[Page and application data records]
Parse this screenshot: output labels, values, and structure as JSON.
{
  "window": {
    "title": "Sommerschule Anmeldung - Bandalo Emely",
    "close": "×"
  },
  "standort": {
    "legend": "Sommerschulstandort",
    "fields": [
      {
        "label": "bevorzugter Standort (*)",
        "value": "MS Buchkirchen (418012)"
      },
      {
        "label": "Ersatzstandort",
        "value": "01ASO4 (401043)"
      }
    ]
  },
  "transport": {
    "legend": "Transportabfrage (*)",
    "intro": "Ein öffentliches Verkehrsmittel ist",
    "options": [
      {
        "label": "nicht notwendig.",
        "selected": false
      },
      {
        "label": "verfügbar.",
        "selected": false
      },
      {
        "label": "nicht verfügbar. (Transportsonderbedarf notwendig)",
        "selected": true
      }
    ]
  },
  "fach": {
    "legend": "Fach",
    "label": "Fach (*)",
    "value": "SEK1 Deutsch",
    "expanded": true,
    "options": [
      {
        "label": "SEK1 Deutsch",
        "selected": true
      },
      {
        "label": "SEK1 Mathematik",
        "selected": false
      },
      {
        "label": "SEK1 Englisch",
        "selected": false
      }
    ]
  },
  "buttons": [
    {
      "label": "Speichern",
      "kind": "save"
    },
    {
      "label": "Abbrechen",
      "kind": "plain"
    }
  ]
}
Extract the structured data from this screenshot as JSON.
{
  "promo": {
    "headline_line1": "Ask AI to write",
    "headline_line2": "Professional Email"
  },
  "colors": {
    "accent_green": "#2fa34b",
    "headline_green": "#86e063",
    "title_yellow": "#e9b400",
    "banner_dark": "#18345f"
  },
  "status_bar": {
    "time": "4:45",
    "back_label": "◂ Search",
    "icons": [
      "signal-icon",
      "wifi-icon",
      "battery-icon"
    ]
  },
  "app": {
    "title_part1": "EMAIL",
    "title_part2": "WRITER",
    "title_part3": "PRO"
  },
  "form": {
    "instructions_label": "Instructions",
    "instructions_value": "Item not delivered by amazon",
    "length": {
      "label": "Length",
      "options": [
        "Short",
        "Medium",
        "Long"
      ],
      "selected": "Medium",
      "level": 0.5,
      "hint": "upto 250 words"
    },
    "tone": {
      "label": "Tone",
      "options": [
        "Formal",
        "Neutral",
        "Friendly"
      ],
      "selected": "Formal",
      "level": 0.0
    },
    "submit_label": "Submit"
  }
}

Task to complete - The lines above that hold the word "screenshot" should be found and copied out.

Result for this exercise -
Parse this screenshot: output labels, values, and structure as JSON.
Extract the structured data from this screenshot as JSON.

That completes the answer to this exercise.